long last, only half-oasis, but she was her whole self within it, beloved plants in full-

 

flowered opening, in this place where the desert queen bloomed entwined with summer 

 

roses. 

 

          Later in the perfumed night, when Joseph returned for his wife, children in tow, 

 

Rosa said nothing of leaving, of San Francisco or New York, but smiled and kissed them 

 

all. The grim glower was gone. Joseph said nothing about Rosa’s also missing corset and 

 

petticoats. He could not turn his eyes from her face at first. Had she really returned to 

 

him? His Rosa, who could put heart into you with the magic of her glowing eyes, could 

 

stir you and reassure you at once with the lightest brush of even a gloved finger against a 

 

naked hand. 

 

          He’d shaken hands with other guests, introduced with, “Mr. Maurice Kremer and 

 

Don Solomon Lazard have a very successful dry goods business in the Row, the most 

 

important mercantile block here,” two Jewish gentlemen in clean suits with properly tied 

 

ties, the first he’d seen here, and wondered that Rosa should have begun his work 

 

already, gathering local Jews toward community. 

 

          As handsome, mustached Mr. Kremer bent over Matilda’s hand, fourteen year old 

 

Myer had sidled up to his mother and whispered in her ear, “Husband hunting, Mama?” 

 

Rosa had smiled and whispered back, “Doña Encarnación invited them. To see the cactus 

 

flowers.” 

 

          Rosa tucked Joseph’s arm around hers, and gave his hand a warm squeeze, shared 

 

joy at another fierce try. He brushed his other hand across her back, his fingers finding 

 

her spine beneath the dress. Grateful for the well-known body he’d missed, for the 

 

strength that flowed from her into him, he knew they’d be a success here. They’d bring 

 

people together to reverence the Divine here, and a new synagogue would blossom and 

 

thrive. With Rosa on his side, anything was possible.

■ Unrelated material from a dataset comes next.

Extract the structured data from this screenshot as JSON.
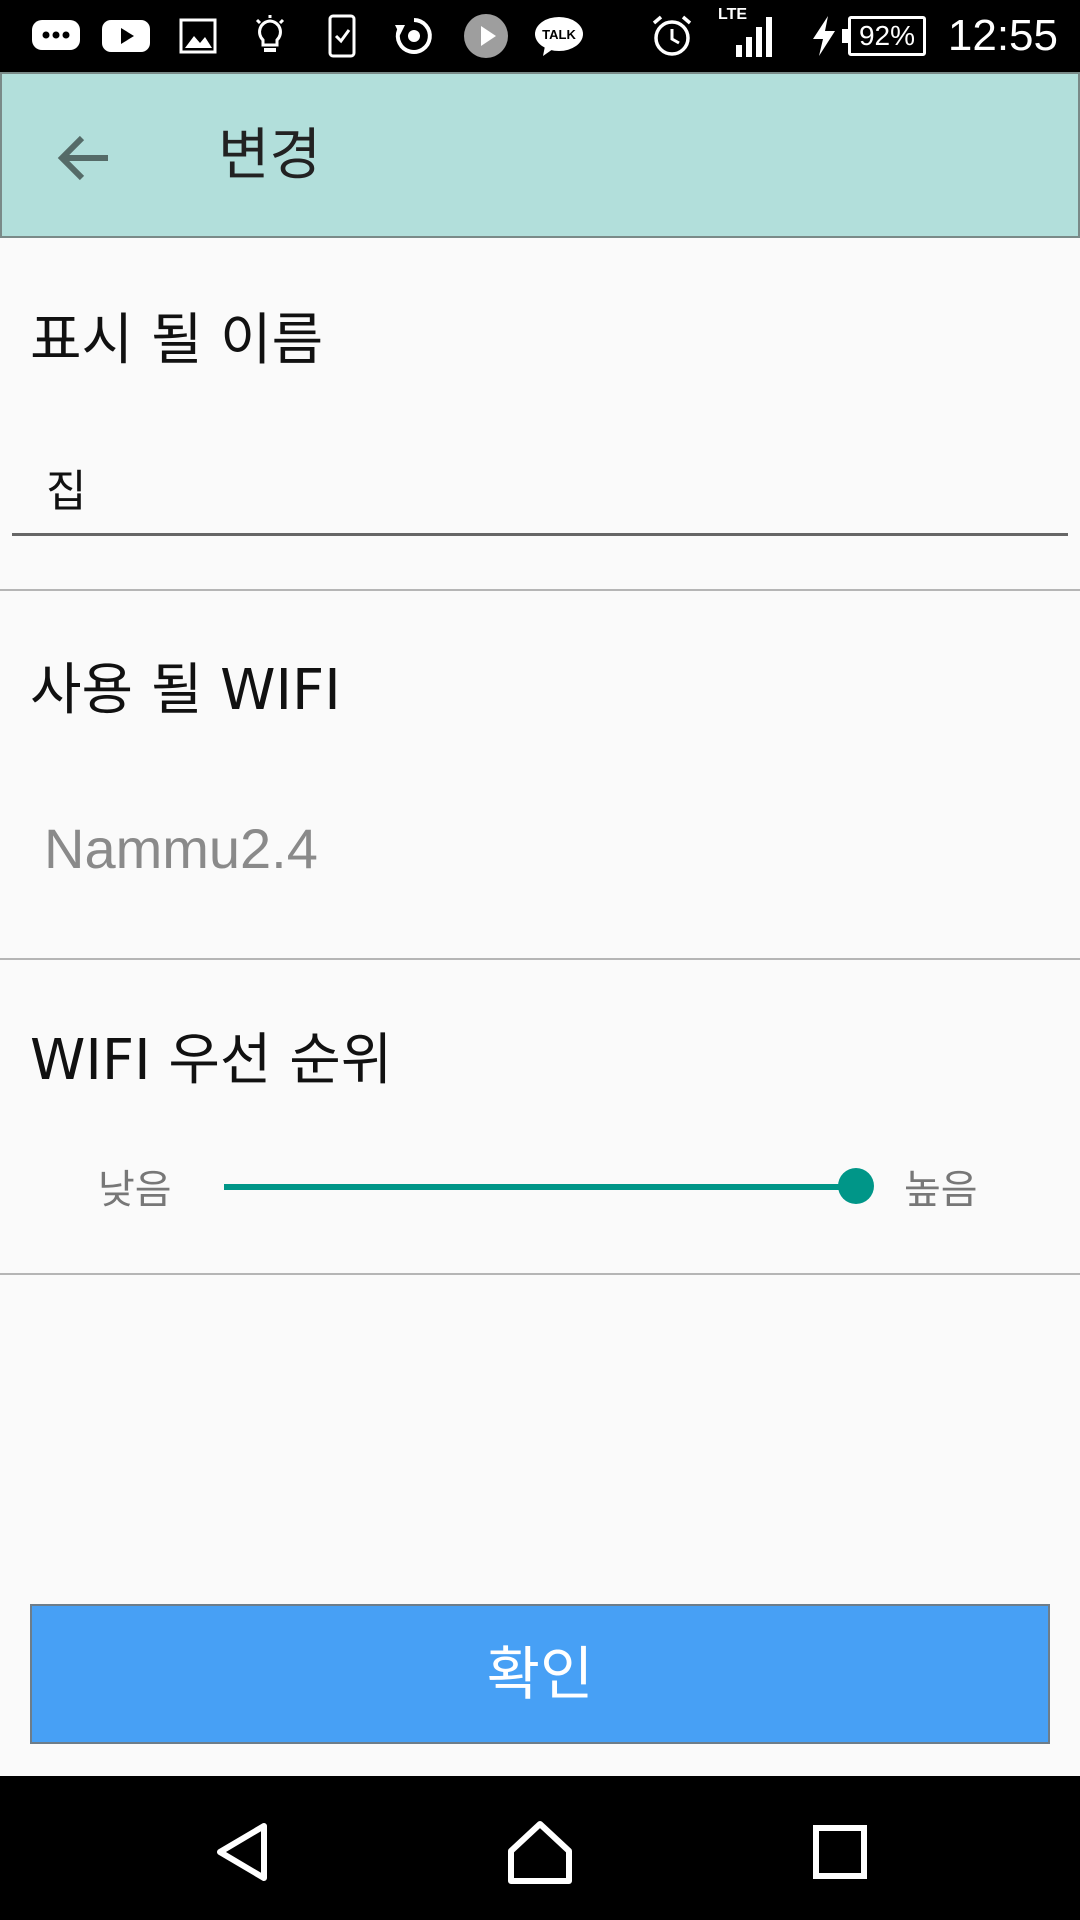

Fifth generation Californian D.H.R. Fishman began this story with some family history

about his great-great-great grandparents’ arrival in Southern California. His work has 

appeared in print and online in places including San Diego Poetry Annual, Poppy Road 

Review, Lucidity, and The Walrus.